## Action item
Copy each line below in which the string "hàng" appears.

## Dataset records
▬▬▬▬▬▬
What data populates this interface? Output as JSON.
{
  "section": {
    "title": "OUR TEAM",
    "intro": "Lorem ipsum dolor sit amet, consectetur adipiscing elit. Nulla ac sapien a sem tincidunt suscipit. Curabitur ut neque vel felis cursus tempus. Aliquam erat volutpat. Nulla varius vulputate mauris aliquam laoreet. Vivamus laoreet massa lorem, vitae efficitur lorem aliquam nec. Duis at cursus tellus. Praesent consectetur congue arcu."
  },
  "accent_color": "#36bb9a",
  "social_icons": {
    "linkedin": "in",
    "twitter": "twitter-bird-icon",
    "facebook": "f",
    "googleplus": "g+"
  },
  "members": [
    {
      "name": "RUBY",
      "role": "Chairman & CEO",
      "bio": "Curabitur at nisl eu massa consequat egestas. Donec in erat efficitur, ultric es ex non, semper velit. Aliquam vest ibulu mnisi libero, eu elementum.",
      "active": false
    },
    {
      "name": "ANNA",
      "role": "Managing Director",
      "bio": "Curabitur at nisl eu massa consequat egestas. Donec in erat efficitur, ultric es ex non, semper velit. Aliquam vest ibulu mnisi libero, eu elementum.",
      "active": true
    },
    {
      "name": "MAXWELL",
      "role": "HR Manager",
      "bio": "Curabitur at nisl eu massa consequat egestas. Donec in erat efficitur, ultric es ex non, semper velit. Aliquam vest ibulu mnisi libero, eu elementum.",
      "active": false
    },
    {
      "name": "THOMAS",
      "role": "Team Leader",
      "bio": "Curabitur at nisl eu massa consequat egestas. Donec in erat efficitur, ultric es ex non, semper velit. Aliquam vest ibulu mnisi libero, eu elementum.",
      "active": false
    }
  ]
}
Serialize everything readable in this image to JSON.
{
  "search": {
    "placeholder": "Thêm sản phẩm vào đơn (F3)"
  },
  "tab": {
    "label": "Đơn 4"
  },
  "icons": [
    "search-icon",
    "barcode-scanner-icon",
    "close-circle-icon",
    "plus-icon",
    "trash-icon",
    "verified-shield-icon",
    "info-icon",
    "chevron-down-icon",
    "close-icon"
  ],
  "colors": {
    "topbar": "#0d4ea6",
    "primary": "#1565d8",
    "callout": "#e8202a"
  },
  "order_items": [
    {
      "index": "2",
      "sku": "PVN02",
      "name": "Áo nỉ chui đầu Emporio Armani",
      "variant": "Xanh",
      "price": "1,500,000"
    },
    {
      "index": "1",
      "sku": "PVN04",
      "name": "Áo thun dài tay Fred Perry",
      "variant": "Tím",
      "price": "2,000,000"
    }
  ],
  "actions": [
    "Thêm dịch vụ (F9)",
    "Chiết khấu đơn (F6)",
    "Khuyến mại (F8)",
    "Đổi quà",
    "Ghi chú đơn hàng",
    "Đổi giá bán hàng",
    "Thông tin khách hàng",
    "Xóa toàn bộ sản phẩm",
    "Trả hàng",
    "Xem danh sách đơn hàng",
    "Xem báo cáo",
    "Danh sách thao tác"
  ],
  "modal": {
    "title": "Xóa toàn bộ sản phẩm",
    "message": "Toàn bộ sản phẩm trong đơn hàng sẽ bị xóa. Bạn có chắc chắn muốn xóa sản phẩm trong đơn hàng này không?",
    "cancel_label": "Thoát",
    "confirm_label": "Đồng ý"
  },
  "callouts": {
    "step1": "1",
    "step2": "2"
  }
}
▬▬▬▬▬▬
## Output
    "Ghi chú đơn hàng",
    "Đổi giá bán hàng",
    "Thông tin khách hàng",
    "Trả hàng",
    "Xem danh sách đơn hàng",
    "message": "Toàn bộ sản phẩm trong đơn hàng sẽ bị xóa. Bạn có chắc chắn muốn xóa sản phẩm trong đơn hàng này không?",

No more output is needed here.